Instinctively we use language rightly; but to the intellect this use is a puzzle.

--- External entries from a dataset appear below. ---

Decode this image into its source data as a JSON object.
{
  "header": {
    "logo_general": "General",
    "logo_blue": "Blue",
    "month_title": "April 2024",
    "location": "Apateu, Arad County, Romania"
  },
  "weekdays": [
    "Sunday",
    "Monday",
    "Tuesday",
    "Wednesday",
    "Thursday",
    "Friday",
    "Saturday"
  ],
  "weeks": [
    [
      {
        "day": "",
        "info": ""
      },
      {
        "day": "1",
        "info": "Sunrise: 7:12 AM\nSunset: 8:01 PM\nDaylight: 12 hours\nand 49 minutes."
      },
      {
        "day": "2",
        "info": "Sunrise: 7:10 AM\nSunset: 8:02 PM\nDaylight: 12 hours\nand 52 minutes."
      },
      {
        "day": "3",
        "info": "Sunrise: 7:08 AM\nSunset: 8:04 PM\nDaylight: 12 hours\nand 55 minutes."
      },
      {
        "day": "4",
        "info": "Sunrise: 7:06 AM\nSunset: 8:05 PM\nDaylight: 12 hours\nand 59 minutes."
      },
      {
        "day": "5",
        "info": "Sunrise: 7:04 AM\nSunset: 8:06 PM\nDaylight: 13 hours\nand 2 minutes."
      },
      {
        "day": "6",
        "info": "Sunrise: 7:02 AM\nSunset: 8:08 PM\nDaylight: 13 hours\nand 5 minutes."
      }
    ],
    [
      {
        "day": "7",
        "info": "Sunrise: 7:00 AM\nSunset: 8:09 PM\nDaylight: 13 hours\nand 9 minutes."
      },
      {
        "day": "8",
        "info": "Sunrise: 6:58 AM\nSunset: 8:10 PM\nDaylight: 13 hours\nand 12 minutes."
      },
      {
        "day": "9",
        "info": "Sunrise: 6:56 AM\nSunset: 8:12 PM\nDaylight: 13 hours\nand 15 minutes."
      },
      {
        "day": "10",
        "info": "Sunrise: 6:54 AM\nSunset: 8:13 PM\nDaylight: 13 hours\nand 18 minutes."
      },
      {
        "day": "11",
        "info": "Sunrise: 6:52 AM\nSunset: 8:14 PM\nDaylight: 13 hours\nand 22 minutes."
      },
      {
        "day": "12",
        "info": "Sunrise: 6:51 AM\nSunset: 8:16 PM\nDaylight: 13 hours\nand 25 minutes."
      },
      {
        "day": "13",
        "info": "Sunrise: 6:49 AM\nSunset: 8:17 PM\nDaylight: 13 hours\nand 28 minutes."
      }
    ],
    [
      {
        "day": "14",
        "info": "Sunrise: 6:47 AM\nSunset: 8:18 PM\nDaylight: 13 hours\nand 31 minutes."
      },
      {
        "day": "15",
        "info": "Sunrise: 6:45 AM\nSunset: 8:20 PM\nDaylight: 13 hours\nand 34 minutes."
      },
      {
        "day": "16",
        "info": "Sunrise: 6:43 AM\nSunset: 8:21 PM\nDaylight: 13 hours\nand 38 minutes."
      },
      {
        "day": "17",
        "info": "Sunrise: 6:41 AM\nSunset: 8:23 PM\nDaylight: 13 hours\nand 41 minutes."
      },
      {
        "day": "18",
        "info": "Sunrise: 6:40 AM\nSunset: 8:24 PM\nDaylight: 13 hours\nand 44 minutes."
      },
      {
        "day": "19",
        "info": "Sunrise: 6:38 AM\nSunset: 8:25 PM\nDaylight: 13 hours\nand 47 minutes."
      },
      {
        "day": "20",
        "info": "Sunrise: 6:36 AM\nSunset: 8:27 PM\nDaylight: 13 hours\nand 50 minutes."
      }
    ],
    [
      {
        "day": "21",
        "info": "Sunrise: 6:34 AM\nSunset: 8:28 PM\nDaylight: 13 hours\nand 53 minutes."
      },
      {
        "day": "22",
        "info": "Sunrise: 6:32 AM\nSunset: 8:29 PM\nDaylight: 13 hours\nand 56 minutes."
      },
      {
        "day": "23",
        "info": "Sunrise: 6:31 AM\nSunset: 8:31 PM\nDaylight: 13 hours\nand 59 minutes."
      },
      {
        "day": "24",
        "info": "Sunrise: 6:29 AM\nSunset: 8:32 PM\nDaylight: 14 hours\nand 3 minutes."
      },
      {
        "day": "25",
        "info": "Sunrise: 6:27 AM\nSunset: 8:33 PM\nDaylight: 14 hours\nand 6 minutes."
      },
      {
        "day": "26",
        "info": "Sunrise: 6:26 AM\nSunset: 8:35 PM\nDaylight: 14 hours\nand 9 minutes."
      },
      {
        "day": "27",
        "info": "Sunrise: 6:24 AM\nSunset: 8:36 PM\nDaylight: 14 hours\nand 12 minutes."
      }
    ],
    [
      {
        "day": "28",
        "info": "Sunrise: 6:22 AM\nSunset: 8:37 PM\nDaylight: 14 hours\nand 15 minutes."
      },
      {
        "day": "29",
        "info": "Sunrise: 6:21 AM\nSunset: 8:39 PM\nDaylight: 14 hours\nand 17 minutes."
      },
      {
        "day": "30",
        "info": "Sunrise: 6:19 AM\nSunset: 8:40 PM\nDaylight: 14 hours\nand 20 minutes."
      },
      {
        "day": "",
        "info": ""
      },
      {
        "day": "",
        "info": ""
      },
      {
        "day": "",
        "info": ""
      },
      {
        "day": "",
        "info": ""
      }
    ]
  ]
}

The anthropological study of ritual symbolism has payed little attention to the transformations of meaning that the ritual use of language can bring about. In this chapter, I will study the case of the Cuna society, where a complex religious category, usually translated as ‘soul’ or ‘spiritual presence’, may seem almost meaningless in ordinary talk, and yet plays a crucial role in the shamanistic representation of the human experience. My claim will be that such a situation is caused by a complex web of relationships between the ritual chanter, the ill person, the auxiliary spirits and the shamanistic chant. These pragmatic conditions both constrain the semantic field of the notion and generate the principles of its use. Although the performative aspect of ritual language has been clearly recognised in the literature (Bloch 1974; Tambiah 1985), anthropologists generally lay stress on the ontological or cosmological aspects of ritual discourse. A good example of this situation is the stance taken by Tambiah, who introduced the ‘performative’ approach in the study of ritual. Although Tambiah believes that ritual is ‘a medium for … creating and bringing to life’ (1985: 129) what he calls the ‘cosmological scheme’ of a culture, he still relegates the pragmatic aspects of ritual to the restricted, secondary function of producing ‘indexical meanings’ (ibid., 165) about the social context of ritual action. A pragmatic analysis of a ceremonial language, thus, can only refer to the rank, or social status, of the ritual actors.